Aim of the task:
Please show every line in the entries below that includes the word "value".
=-=-=
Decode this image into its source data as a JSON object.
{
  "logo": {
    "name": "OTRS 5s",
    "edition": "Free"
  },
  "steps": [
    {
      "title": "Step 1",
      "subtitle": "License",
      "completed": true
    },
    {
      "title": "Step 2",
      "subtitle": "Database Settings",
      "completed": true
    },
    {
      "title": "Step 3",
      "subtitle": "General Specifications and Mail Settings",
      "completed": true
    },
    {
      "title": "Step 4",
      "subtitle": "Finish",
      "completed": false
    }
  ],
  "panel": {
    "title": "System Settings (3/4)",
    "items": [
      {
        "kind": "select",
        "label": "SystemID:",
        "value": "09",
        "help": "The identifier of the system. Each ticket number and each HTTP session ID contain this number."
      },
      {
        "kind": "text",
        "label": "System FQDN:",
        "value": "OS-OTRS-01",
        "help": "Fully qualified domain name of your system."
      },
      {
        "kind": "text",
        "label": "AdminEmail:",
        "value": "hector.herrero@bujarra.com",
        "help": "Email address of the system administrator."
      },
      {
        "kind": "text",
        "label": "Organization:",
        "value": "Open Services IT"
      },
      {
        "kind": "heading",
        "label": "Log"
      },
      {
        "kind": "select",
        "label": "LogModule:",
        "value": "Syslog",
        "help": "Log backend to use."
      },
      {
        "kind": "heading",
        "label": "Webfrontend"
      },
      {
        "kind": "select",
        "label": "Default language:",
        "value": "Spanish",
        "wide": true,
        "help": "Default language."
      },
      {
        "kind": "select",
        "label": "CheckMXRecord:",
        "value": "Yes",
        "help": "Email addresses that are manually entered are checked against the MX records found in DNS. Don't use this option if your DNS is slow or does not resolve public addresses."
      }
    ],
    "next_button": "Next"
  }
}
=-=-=
Solved problem:
        "value": "09",
        "value": "OS-OTRS-01",
        "value": "hector.herrero@bujarra.com",
        "value": "Open Services IT"
        "value": "Syslog",
        "value": "Spanish",
        "value": "Yes",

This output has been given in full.